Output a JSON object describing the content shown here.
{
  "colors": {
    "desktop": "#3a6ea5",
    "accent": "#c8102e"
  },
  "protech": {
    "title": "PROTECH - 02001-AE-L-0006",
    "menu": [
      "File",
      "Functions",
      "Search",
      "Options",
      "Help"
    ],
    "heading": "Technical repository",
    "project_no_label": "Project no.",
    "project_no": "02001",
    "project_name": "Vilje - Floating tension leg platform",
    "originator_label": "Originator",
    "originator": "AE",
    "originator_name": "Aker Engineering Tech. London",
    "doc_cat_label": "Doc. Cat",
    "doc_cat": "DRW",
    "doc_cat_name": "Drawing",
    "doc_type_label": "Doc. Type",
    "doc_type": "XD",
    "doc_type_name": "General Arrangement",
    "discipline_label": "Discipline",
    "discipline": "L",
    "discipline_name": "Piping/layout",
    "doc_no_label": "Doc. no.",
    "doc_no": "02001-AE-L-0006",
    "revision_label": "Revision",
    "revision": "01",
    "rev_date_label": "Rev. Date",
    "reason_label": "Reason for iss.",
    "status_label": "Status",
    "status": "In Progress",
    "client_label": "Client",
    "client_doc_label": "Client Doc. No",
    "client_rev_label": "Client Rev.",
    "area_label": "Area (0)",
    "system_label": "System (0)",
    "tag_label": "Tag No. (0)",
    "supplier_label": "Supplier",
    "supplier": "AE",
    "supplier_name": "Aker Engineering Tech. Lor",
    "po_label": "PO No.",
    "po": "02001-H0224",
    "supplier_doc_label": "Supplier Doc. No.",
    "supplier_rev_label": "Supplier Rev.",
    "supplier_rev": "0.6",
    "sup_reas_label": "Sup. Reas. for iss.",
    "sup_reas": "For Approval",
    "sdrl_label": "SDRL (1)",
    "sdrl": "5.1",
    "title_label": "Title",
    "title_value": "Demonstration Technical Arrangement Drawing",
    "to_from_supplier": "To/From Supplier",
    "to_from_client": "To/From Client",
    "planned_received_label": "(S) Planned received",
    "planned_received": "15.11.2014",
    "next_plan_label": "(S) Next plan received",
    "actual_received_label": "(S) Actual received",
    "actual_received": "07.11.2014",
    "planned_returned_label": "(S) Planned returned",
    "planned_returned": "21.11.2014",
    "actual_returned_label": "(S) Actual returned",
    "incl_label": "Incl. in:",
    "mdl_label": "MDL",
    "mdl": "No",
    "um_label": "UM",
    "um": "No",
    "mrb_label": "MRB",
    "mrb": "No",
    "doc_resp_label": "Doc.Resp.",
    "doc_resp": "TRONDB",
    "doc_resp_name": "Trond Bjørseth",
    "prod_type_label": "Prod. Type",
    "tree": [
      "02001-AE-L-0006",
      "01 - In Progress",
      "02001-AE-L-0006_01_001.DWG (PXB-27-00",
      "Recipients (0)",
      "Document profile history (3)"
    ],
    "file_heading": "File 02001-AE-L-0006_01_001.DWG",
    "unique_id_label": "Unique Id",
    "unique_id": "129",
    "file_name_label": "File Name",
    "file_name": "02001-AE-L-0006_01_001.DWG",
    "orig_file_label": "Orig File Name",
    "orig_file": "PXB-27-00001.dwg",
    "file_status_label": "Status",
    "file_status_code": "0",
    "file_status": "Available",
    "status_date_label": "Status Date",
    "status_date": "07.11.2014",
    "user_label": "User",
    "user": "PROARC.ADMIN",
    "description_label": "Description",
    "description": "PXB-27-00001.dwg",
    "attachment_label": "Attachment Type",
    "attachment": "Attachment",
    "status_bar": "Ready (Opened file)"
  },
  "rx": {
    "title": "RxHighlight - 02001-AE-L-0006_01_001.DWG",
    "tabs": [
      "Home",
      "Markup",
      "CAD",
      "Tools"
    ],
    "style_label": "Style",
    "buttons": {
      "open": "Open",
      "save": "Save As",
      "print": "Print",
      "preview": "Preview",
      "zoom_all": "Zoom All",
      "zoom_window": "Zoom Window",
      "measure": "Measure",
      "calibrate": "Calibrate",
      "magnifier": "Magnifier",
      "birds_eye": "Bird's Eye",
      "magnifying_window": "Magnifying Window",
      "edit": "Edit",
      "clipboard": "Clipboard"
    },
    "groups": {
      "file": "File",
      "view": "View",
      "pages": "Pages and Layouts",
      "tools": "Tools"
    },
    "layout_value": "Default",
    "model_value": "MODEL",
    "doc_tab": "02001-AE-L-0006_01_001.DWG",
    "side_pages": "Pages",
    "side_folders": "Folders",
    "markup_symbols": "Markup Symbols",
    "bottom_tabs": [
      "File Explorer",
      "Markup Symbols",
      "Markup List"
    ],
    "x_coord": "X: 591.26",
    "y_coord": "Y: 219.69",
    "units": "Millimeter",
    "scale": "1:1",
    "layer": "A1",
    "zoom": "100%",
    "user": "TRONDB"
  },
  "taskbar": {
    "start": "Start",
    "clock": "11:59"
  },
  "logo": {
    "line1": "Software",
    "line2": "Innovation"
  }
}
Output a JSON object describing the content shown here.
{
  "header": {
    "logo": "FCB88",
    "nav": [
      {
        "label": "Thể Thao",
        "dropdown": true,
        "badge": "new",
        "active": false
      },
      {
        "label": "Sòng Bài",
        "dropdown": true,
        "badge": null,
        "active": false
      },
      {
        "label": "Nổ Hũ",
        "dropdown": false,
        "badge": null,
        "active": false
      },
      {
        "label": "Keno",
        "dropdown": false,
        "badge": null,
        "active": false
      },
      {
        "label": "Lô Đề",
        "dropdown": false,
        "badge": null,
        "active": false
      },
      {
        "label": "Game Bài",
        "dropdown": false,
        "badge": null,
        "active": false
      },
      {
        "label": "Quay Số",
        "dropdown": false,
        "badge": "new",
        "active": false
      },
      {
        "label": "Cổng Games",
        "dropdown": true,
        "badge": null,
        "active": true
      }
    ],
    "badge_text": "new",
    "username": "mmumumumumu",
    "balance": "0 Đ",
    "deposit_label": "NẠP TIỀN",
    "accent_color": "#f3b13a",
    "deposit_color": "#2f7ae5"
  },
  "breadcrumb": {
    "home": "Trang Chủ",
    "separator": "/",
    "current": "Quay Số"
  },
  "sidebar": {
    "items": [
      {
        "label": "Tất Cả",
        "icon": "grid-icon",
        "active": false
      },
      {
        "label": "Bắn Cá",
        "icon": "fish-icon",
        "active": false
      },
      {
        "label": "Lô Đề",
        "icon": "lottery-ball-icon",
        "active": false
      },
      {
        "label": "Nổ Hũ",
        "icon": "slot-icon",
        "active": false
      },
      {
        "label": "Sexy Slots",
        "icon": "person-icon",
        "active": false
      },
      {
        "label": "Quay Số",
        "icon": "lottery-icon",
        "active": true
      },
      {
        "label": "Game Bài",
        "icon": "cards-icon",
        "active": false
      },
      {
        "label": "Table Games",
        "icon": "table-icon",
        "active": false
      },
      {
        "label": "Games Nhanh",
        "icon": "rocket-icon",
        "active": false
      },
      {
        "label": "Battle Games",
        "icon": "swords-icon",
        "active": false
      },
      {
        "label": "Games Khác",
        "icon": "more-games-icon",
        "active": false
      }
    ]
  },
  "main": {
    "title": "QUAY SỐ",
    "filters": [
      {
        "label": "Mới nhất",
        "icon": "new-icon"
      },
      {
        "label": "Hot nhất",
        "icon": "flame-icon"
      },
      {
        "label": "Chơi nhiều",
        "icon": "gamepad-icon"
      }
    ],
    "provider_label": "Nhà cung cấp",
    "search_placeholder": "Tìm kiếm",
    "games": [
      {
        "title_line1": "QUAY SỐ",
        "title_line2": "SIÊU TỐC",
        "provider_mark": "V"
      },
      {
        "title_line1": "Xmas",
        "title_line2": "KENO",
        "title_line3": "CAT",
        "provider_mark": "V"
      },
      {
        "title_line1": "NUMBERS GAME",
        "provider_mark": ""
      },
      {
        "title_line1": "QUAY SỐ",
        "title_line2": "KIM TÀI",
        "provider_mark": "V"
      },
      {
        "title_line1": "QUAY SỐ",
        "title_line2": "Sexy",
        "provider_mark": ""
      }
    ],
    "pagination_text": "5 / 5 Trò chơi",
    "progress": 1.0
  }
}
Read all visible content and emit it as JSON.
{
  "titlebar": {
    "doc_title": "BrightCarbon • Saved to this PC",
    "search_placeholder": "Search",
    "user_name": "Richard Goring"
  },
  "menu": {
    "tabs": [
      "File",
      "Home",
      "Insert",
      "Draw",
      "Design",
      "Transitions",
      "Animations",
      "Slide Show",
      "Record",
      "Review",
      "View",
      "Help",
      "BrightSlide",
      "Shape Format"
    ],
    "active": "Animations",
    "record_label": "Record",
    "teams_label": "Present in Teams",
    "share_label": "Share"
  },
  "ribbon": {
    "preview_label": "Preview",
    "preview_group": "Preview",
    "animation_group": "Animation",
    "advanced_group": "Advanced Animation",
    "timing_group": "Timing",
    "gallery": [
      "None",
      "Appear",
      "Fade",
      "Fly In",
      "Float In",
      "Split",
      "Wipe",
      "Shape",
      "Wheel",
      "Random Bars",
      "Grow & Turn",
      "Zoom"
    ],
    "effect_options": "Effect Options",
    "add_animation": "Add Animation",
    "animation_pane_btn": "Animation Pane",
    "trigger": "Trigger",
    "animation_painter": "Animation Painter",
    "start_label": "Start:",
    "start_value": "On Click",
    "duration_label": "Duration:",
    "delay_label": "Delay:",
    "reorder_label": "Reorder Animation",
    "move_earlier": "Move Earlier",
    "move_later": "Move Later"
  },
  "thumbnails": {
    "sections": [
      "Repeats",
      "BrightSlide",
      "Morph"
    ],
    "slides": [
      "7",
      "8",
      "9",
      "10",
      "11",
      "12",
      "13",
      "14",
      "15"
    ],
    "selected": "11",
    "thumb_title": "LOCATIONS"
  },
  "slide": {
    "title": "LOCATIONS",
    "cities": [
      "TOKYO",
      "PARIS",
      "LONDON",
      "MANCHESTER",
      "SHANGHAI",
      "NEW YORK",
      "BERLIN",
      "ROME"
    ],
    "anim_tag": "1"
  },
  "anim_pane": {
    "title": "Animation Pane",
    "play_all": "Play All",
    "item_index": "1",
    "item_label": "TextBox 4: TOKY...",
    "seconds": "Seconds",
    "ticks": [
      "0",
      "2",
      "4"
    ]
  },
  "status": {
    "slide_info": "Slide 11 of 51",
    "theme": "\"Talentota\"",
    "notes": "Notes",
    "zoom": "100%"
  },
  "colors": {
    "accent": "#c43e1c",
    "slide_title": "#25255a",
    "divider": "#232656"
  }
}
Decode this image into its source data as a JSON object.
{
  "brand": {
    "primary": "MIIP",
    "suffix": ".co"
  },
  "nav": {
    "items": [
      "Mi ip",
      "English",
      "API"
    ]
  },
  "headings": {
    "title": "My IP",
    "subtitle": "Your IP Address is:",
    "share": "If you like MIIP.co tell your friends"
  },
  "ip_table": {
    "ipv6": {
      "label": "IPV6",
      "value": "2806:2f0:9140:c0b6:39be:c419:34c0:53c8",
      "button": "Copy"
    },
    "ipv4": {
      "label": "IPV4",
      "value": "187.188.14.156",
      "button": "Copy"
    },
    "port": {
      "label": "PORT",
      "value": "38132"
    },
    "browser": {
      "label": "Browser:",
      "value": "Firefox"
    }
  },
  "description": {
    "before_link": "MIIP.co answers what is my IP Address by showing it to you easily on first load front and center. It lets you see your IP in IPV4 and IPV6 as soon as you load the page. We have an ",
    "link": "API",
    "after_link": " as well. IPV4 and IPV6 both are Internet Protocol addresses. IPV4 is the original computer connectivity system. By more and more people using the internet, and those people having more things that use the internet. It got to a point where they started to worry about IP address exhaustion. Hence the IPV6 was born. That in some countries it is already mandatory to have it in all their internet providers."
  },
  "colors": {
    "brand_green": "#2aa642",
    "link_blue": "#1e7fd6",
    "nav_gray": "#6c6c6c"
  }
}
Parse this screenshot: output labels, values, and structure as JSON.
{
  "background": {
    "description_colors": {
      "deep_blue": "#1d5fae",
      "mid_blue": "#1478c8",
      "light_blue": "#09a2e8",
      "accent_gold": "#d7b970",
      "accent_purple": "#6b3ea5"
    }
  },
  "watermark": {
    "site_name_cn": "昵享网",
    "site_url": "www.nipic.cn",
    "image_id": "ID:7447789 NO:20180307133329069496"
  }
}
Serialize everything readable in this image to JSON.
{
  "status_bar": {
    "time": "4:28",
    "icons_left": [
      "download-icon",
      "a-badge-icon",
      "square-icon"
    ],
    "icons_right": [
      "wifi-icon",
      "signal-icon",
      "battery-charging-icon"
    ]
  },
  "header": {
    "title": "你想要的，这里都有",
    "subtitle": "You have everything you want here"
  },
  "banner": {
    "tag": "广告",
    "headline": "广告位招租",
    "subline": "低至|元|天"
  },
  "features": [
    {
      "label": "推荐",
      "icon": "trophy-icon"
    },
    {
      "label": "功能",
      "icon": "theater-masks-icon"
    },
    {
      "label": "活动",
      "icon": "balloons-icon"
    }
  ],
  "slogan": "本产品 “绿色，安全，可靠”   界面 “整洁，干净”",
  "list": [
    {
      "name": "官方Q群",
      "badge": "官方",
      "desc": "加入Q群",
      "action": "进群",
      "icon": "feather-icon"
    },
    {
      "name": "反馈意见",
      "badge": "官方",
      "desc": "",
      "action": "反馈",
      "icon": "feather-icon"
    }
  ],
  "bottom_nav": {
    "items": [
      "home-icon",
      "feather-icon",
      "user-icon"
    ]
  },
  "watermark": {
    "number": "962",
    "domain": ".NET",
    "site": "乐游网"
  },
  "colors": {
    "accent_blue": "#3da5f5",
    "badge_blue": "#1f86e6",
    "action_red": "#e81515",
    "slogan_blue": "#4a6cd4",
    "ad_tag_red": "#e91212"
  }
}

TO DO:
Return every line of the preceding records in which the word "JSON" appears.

YOUR SOLUTION:
Output a JSON object describing the content shown here.
Output a JSON object describing the content shown here.
Read all visible content and emit it as JSON.
Decode this image into its source data as a JSON object.
Parse this screenshot: output labels, values, and structure as JSON.
Serialize everything readable in this image to JSON.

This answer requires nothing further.